The dinner menu is similar to the lunch menu, but offers more hors d’euvres and entrée options. Provençale bouillabaisse saffron-based seafood stew is served for $21.95. Duck Bourguignon is $23.95 ($33.95, if you choose the foie gras to go along with it). Each day of the week has a different Plate du jour – Monday’s is braised lamb with white beans and baby vegetables in a white-wine garlic sauce for $23.95; Friday’s is almond trout with lentils and French-style green beans in a balsamic brown-butter sauce for $22.95.
For French-style, bistro cuisine, this place hits the nail right on the tête!
Le Rêve Patisserie & Café
7610 Harwood Ave., Wauwatosa
(414) 778 – 3333
Recipe: Classic Boeuf Bourguignon for Two
This recipe closely resembles the Boeuf Bourguignon that I had in Paris at the George V bistro on the Champs Élysées boulevard. It calls for bigger cuts of quality beef instead of cubed “beef stew” meat, and good-quality red wine (see notes). Last month, I gave you a recipe prepared in a slow cooker. Here’s another one!
¾ cup very thin carrots, cut into 1” pieces
¾ pound beef rump roast, cut into big, 2”– 3” cubed hunks
4 ounces (¼ of a 16-ounce bag) frozen pearl onions
4 ounces fresh, whole button mushrooms (crimini mushrooms work great)
1 dried bay leaf
1 tablespoon all-purpose flour
1 tablespoon unsalted butter, softened to room temperature
1½ teaspoons tomato paste
Salt and ground, black pepper, to taste
For the Sauce
½ of a 10-ounce can condensed beef consommé
¼ cup dry, red wine (I use Pinot Noir or a nice cabernet sauvignon)
1 – 2 cloves fresh garlic – finely chopped/minced
1½ teaspoons Dijon mustard
1 teaspoon beef and/or chicken bouillon
½ teaspoon cornstarch
½ teaspoon all-purpose flour
½ teaspoon onion powder
½ teaspoon granulated garlic powder
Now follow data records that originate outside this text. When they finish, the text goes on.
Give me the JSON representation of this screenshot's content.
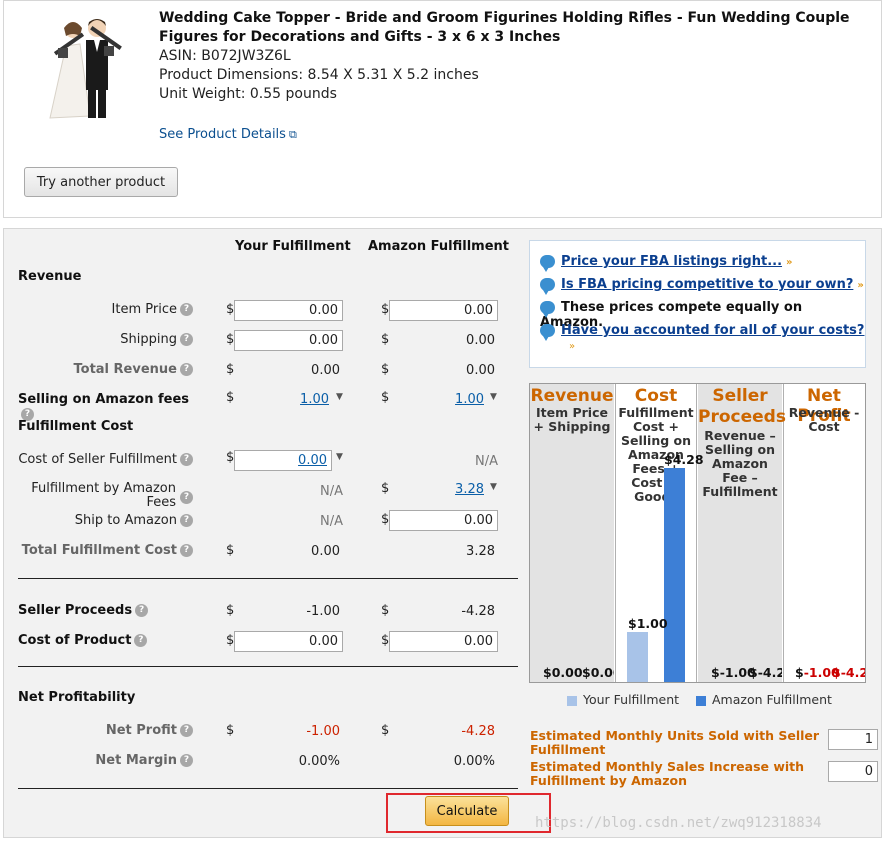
{
  "product": {
    "title": "Wedding Cake Topper - Bride and Groom Figurines Holding Rifles - Fun Wedding Couple Figures for Decorations and Gifts - 3 x 6 x 3 Inches",
    "asin": "ASIN: B072JW3Z6L",
    "dimensions": "Product Dimensions: 8.54 X 5.31 X 5.2 inches",
    "weight": "Unit Weight: 0.55 pounds",
    "details_link": "See Product Details",
    "details_link_icon": "external-link-icon",
    "try_button": "Try another product"
  },
  "columns": {
    "your": "Your Fulfillment",
    "amazon": "Amazon Fulfillment"
  },
  "currency": "$",
  "sections": {
    "revenue": "Revenue",
    "fulfillment_cost": "Fulfillment Cost",
    "net_profitability": "Net Profitability"
  },
  "rows": {
    "item_price": {
      "label": "Item Price",
      "your": "0.00",
      "amazon": "0.00"
    },
    "shipping": {
      "label": "Shipping",
      "your": "0.00",
      "amazon": "0.00"
    },
    "total_revenue": {
      "label": "Total Revenue",
      "your": "0.00",
      "amazon": "0.00"
    },
    "selling_fees": {
      "label": "Selling on Amazon fees",
      "your": "1.00",
      "amazon": "1.00"
    },
    "cost_seller_fulfillment": {
      "label": "Cost of Seller Fulfillment",
      "your": "0.00",
      "amazon": "N/A"
    },
    "fba_fees": {
      "label": "Fulfillment by Amazon Fees",
      "your": "N/A",
      "amazon": "3.28"
    },
    "ship_to_amazon": {
      "label": "Ship to Amazon",
      "your": "N/A",
      "amazon": "0.00"
    },
    "total_fulfillment": {
      "label": "Total Fulfillment Cost",
      "your": "0.00",
      "amazon": "3.28"
    },
    "seller_proceeds": {
      "label": "Seller Proceeds",
      "your": "-1.00",
      "amazon": "-4.28"
    },
    "cost_of_product": {
      "label": "Cost of Product",
      "your": "0.00",
      "amazon": "0.00"
    },
    "net_profit": {
      "label": "Net Profit",
      "your": "-1.00",
      "amazon": "-4.28"
    },
    "net_margin": {
      "label": "Net Margin",
      "your": "0.00%",
      "amazon": "0.00%"
    }
  },
  "tips": [
    {
      "text": "Price your FBA listings right...",
      "link": true
    },
    {
      "text": "Is FBA pricing competitive to your own?",
      "link": true
    },
    {
      "text": "These prices compete equally on Amazon.",
      "link": false
    },
    {
      "text": "Have you accounted for all of your costs?",
      "link": true
    }
  ],
  "chart": {
    "panels": [
      {
        "head": "Revenue",
        "sub": "Item Price + Shipping"
      },
      {
        "head": "Cost",
        "sub": "Fulfillment Cost + Selling on Amazon Fees + Cost of Goods"
      },
      {
        "head": "Seller Proceeds",
        "sub": "Revenue – Selling on Amazon Fee – Fulfillment"
      },
      {
        "head": "Net Profit",
        "sub": "Revenue - Cost"
      }
    ],
    "labels": {
      "rev_your": "$0.00",
      "rev_amz": "$0.00",
      "cost_your": "$1.00",
      "cost_amz": "$4.28",
      "sp_your": "$-1.00",
      "sp_amz": "$-4.2",
      "np_your": "$-1.00",
      "np_amz": "$-4.2"
    },
    "legend_your": "Your Fulfillment",
    "legend_amazon": "Amazon Fulfillment",
    "colors": {
      "your": "#a8c3e8",
      "amazon": "#3d7fd6",
      "heading": "#cc6600"
    }
  },
  "chart_data": {
    "type": "bar",
    "categories": [
      "Revenue",
      "Cost",
      "Seller Proceeds",
      "Net Profit"
    ],
    "series": [
      {
        "name": "Your Fulfillment",
        "values": [
          0.0,
          1.0,
          -1.0,
          -1.0
        ]
      },
      {
        "name": "Amazon Fulfillment",
        "values": [
          0.0,
          4.28,
          -4.28,
          -4.28
        ]
      }
    ]
  },
  "estimates": {
    "seller_units_label": "Estimated Monthly Units Sold with Seller Fulfillment",
    "seller_units_value": "1",
    "amazon_increase_label": "Estimated Monthly Sales Increase with Fulfillment by Amazon",
    "amazon_increase_value": "0"
  },
  "calculate_button": "Calculate",
  "watermark": "https://blog.csdn.net/zwq912318834"
}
½ teaspoon ground, black pepper
½ teaspoon sugar
¼ teaspoon olive oil
¼ teaspoon molasses
¼ teaspoon Worcestershire sauce
Layer the carrots, beef chunks, onions and mushrooms in a 2-quart, slow cooker with removable crockery in the order listed above. In a 16-ounce measuring cup, whisk together the sauce ingredients. Pour the mixture over the contents in the slow cooker, then set the removable pot in the fridge overnight.
The next day, cook on the low-heat setting for ten hours (see notes below). You can of course do this on very low heat (just a lightly bubbling simmer) for 2½ – 3 hours on the stove.
Thirty minutes before serving, shut off the slow-cooker and place the contents in a suitably-sized saucepan; fish out the bay leaf. Thoroughly cream/fold together the softened butter, tomato paste and flour in a small bowl, then mix it well into the pot. Let the pot come to a boil, then reduce the heat to medium-low and simmer until it has reduced to your liking (in Paris, it was quite thick).
Serve with crusty French bread, a green salad and the rest of the bottle of wine.
Don’t use Ernest & Julio Gallo “Burgundy” wine – use the same, nice red wine that you actually drink. I start the pot on low between 7 a.m. and 8 a.m., and it’s ready by 6 p.m.